Published: Thursday, November 14, 2013 11:00 pm By: Chesley Plemmons Source: CurtainUp Westchester
We might as well be married. We fight all the time and we never have sex." -  Marsha, explaining her relationship with Hank.
"When Iím worried, and I canít sleepI count my blessings instead of sheep, And I fall asleep, counting my blessings" - Sentimental lyrics from the pen of Irving Berlin

Relax fellow Bah Humbuggers! I havenít gone sentimental on you. (Review spoiler ahead!) But Iím about to say some very encouraging words about the production of Irving Berlinís White Christmas at the Westchester Broadway Theatre in Elmsford, New York.

True, this is the same smaltzy musical I reviewed a couple of times during past holiday seasons on Broadway. And true, while I found those productions entertaining, there was little question about their obvious tinsel time emotional manipulation. We critics are often quick to give the devil his due, so Iím happy this time to give the dancer his due. And that dancer is Randy Skinner who created the original choreography for White Christmas and at Westchester has taken on the responsibility for directing the show and recreating his dances.

The emphasis on dance makes a considerable improvement in the show as a whole, and the thrust stage at the theatre brings the energy right into the laps of the audience. Based on the 1954 Paramount Pictures movie, which starred Bing Crosby, Danny Kaye, Vera-Ellen and Rosemary Clooney, the plot is strictly a buddy story married to a back-stage, "letís put on a show" scenario.
WWII War vets Bob Wallace (Sean Montgomery) and Phil Davis (Jeremy Benton), now successful Broadway performers, are scheduled to leave for a Florida gig when they stop to check out a pair of singing sisters, Betty (Lindsie Vanwinkle) and Judy Haynes (Kelly Sheehan). You can do the math. Two guys, two girls, a couple of love songs and romance is underway Ė sort of. One duo, Bob and Judy, get off to a bumpy start. As we say now: "no worries."

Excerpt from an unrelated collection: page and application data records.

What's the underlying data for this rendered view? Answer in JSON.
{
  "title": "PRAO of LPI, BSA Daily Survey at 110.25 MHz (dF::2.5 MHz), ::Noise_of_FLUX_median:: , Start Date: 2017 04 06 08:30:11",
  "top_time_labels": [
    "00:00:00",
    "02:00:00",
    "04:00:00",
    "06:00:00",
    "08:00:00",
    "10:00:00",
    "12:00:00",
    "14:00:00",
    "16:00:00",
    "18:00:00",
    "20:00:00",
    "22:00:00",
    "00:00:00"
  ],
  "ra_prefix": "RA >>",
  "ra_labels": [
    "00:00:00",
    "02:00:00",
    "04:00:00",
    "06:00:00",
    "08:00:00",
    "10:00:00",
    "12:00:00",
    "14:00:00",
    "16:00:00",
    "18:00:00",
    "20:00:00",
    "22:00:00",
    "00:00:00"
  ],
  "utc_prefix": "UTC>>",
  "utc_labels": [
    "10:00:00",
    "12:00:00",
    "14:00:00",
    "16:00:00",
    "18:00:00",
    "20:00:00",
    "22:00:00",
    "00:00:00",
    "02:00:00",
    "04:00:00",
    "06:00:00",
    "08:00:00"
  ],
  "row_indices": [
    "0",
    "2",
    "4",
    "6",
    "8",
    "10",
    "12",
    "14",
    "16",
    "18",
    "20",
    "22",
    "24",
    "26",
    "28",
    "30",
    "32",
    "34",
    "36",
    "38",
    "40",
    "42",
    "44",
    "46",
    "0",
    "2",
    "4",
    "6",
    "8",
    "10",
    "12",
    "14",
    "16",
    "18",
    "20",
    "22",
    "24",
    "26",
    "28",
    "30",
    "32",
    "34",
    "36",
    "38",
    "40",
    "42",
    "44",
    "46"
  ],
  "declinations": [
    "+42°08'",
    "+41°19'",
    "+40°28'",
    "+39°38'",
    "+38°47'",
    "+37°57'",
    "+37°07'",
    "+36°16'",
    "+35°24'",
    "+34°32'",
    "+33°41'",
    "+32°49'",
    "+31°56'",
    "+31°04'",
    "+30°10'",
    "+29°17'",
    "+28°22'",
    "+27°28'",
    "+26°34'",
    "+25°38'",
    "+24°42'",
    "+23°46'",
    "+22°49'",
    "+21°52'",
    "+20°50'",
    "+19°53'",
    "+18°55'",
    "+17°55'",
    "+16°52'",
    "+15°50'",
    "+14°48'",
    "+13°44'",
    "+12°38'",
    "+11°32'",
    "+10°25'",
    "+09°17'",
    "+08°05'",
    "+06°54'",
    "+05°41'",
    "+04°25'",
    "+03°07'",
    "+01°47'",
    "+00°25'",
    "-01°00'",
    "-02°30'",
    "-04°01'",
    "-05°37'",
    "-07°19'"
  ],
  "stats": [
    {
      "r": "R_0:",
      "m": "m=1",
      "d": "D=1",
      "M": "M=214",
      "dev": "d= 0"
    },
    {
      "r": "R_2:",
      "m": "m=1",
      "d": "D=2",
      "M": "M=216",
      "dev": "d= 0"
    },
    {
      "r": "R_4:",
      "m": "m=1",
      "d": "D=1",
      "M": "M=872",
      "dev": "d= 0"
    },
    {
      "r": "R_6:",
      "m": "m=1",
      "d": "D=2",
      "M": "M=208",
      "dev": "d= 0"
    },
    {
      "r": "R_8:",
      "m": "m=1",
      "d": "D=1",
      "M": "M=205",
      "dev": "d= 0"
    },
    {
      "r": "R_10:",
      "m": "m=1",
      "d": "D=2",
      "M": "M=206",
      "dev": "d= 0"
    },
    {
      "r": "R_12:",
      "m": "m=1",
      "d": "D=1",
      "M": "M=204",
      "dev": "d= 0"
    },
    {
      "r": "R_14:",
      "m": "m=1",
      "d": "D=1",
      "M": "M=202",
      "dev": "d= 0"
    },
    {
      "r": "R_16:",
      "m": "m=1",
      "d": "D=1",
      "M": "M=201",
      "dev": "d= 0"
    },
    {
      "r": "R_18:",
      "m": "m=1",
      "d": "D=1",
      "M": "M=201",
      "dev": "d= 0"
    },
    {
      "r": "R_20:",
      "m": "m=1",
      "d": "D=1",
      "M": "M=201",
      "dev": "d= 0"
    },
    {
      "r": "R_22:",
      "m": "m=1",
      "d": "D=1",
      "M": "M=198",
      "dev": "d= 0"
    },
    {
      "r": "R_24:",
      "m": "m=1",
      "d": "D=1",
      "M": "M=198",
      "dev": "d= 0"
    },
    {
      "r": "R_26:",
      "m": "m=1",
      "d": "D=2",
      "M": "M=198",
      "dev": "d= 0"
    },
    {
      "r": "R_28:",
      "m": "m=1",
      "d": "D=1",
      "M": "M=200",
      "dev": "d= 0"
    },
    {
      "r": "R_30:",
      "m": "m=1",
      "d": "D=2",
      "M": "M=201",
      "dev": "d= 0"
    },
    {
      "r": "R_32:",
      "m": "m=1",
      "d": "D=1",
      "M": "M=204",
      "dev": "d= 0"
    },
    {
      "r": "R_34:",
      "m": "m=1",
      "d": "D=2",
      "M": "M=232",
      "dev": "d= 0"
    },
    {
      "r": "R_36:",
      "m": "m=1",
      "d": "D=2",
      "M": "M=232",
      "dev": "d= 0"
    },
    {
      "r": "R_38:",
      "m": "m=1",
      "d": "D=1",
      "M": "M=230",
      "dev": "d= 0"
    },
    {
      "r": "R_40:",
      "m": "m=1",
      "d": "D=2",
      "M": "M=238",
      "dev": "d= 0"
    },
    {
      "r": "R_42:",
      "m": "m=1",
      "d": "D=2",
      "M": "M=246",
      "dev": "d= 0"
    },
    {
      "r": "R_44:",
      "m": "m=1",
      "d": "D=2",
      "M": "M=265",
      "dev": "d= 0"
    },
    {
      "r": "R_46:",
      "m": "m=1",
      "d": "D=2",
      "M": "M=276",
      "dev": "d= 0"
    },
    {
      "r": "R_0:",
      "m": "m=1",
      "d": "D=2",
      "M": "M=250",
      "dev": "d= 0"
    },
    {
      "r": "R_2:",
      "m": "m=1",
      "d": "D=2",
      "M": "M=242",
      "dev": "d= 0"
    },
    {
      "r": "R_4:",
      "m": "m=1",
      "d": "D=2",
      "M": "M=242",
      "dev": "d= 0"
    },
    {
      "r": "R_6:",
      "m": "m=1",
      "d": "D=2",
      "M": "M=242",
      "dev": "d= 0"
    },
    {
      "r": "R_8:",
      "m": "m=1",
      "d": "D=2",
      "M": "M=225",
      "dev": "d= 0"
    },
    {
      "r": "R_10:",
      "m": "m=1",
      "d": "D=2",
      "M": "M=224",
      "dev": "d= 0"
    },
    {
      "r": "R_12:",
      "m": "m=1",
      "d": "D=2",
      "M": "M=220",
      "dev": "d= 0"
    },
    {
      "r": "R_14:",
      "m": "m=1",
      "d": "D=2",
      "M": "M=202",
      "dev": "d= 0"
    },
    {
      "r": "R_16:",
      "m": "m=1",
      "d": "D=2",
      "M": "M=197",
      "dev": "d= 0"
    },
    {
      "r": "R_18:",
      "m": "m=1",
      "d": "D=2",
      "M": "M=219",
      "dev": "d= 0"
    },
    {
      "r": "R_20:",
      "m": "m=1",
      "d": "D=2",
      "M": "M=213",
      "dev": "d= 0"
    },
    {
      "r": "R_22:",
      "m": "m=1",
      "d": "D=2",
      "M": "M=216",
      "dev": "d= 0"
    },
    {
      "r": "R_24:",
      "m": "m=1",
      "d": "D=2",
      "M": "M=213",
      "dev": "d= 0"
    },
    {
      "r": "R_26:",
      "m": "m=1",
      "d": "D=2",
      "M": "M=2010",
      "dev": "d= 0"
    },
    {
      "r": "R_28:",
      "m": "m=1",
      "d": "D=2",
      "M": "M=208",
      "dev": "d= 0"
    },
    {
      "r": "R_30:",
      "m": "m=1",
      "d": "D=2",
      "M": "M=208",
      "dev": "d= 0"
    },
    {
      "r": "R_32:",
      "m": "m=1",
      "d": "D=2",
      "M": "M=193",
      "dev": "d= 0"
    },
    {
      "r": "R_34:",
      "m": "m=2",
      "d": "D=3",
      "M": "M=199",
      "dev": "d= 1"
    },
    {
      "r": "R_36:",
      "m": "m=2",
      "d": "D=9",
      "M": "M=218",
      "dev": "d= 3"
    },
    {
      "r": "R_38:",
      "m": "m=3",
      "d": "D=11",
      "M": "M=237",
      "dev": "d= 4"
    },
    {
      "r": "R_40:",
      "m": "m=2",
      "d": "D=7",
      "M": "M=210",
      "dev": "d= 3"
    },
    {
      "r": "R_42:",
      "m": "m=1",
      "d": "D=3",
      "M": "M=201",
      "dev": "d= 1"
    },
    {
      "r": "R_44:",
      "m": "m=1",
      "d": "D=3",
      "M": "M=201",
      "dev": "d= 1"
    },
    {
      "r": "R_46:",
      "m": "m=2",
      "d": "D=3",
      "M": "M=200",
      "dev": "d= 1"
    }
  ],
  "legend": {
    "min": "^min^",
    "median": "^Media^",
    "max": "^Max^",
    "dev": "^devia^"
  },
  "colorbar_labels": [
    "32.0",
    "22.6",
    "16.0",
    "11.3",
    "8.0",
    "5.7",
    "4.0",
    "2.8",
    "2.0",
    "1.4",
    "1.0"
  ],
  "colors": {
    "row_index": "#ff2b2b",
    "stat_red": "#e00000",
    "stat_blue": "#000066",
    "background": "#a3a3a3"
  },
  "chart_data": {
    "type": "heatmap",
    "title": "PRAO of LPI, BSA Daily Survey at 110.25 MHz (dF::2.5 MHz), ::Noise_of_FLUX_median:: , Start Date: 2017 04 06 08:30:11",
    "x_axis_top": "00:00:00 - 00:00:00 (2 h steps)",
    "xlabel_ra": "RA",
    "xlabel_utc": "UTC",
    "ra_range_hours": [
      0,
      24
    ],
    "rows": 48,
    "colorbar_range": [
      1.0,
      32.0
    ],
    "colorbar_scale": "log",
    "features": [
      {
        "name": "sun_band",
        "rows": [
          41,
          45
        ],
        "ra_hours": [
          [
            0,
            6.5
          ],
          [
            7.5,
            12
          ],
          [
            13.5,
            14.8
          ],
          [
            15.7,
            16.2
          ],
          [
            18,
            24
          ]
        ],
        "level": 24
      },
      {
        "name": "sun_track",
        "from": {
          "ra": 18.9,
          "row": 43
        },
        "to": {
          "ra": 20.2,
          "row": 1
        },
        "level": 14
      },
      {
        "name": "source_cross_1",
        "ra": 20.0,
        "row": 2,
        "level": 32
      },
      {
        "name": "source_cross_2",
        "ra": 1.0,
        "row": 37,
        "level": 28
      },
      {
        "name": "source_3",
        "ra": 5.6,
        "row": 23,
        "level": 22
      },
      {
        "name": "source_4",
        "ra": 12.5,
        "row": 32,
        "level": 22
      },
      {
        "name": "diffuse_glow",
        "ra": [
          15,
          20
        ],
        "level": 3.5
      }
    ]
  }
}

The girls are, themselves, on the way to a holiday gig, in Vermont, scheduled to sing at an inn owned by the guysí former commanding officer, General Waverly (Jamie Ross).
After some romantic trickery, the foursome arrives at the Vermont Inn just as a heat wave has melted all the snow and endangered not only the Christmas 
show but also the inn itself.

How love conquers all, and song and dance triumphs over fickle weather, makes up the A-B-C plot. Fortunately there is an almost unending flow of delectable melodies from the great (and maybe currently somewhat forgotten) Berlin.

Skinner, with the help of associate director/choreographer Mary Giattino, has devised exuberant routines for the large and talented cast of 25, which were constantly rewarded with